Do you have a hard time falling asleep? The cooling of our body temperature in the evening is an important part of how quickly we’ll fall asleep. After taking a warm bath, we exaggerate this decrease in body temperature promoting sleepiness.
These days hundreds of environmental toxic chemicals are found in our bodies – even in newborns. Unfortunately many of these toxins act like strong estrogens in our bodies and may be one of the reasons why hormone imbalances are so common in both men and women. Estrogen dominance, heavy periods, PMS, skin and weight issues can all be linked to hormonal imbalances.
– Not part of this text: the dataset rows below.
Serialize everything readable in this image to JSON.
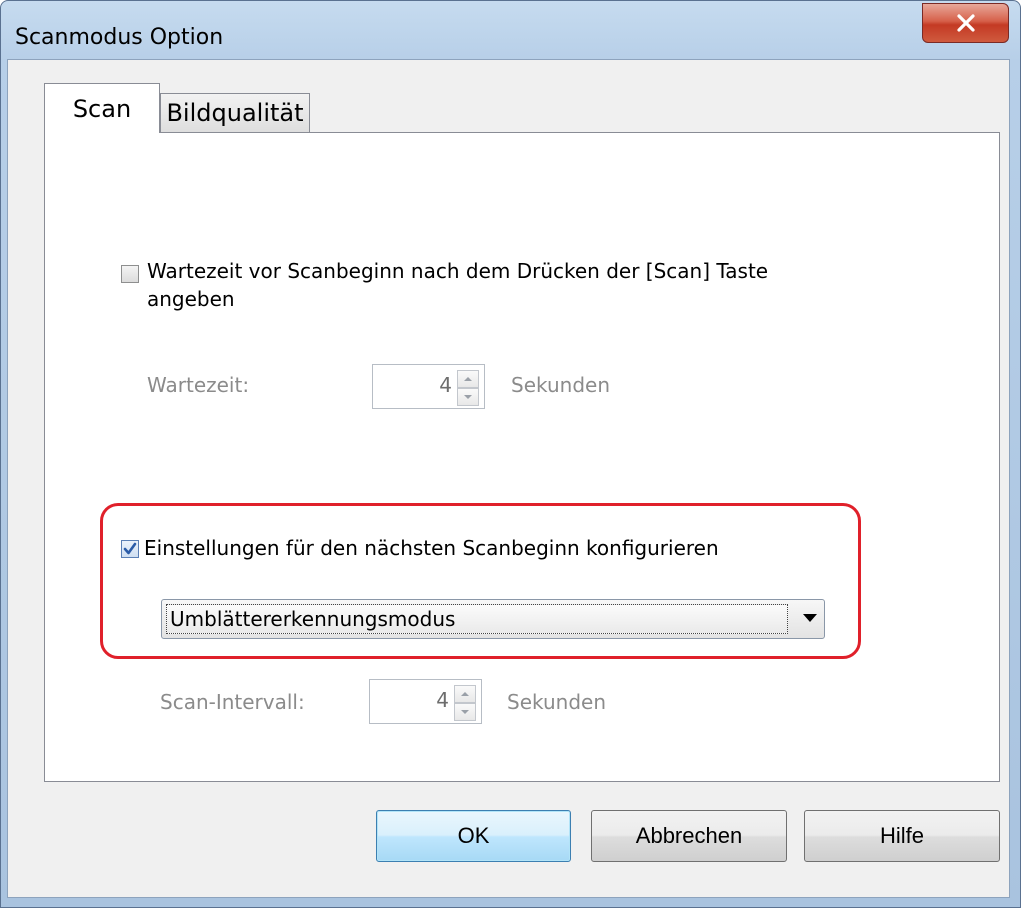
{
  "window": {
    "title": "Scanmodus Option",
    "close_label": "X"
  },
  "tabs": [
    {
      "label": "Scan",
      "active": true
    },
    {
      "label": "Bildqualität",
      "active": false
    }
  ],
  "scan_tab": {
    "wait_checkbox": {
      "label_line1": "Wartezeit vor Scanbeginn nach dem Drücken der [Scan] Taste",
      "label_line2": "angeben",
      "checked": false
    },
    "wait_time": {
      "label": "Wartezeit:",
      "value": "4",
      "unit": "Sekunden",
      "enabled": false
    },
    "next_scan_checkbox": {
      "label": "Einstellungen für den nächsten Scanbeginn konfigurieren",
      "checked": true
    },
    "mode_select": {
      "selected": "Umblättererkennungsmodus"
    },
    "scan_interval": {
      "label": "Scan-Intervall:",
      "value": "4",
      "unit": "Sekunden",
      "enabled": false
    }
  },
  "buttons": {
    "ok": "OK",
    "cancel": "Abbrechen",
    "help": "Hilfe"
  },
  "colors": {
    "highlight": "#e0202a",
    "checkmark": "#2b5ca8",
    "default_button": "#3c7fb1"
  }
}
Our liver has the enormous task of processing hormones and toxic chemicals in order to safely eliminate it from our bodies – but often it can’t keep up to demand. Without adequate nutrients, liver detox slows way down and hormone imbalances worsen.
Sulfate is one critical detox nutrient. Sulfate allows the liver to convert the hormones to a form that can be eliminated from the body. Taking epsom salt baths appear to increase internal sulfate levels and therefore can promote better hormone balancing.
Meats, eggs, garlic and cruciferous vegetables are important sources of sulfur. If you have difficulty tolerating these foods and foods containing sulfites you may have nutrient deficiencies preventing you from converting these sulfur compounds to a form the body can use. Taking epsom salt baths may be one way to increase sulfate levels while you work with your physician on improving your tolerance to sulfur-rich foods.
Increasing body temperature as accomplished by a warm bath also appears to promote bile elimination of toxic chemicals like heavy metals. For these reasons, if you’re using binders (activated charcoal, bentonite clay, etc) as part of your detox protocol, your practitioner may consider timing the dose of binders around your epsom salt baths as well.
Epsom salt baths provide nutrients and heat to promote better liver detox function.
Sweating is an age-old detox strategy. Recently studies have confirmed that chemicals like bisphenol A are found in sweat. Unfortunately cultural influences make us feel embarrassed about sweating and this may be exacerbating the chronic toxic burden we face today.
When you soak in a warm bath for longer than 20 minutes, you’re likely going to be sweating – yet another benefit of epsom salt baths. It’s a good idea to hydrate with electrolytes (like a pinch of high quality salt and fresh lemon juice) to replenish important minerals after sweating.
Tips for taking an Epsom Salt Bath
- Dissolve 3-4 cups of epsom salt in a warm bath
- Soak for at least 20 minutes; Make it pleasant: Listen to an audiobook, music or podcast; add your favourite essential oils or light a non-toxic natural candle
- Take 2-3 baths per week
- Hydrate well afterwards; consider adding electrolytes to your water
- To help improve sleep: take a bath about 1-2 hours before bedtime (to allow body temp to cool down after the bath)
- Enjoy how relaxed you feel!
Epsom salt can be found at your local pharmacy and is relatively inexpensive making it an easy and affordable addition to your evening self-care routine. A pleasant epsom salt bath is a relaxing, destressing transition from yang time (activity of the day) to yin time (bedtime and sleeping). In addition to soothing sore muscles an epsom salt bath aids with hormone balance, the time it takes to fall asleep, detox, and better nutritional status.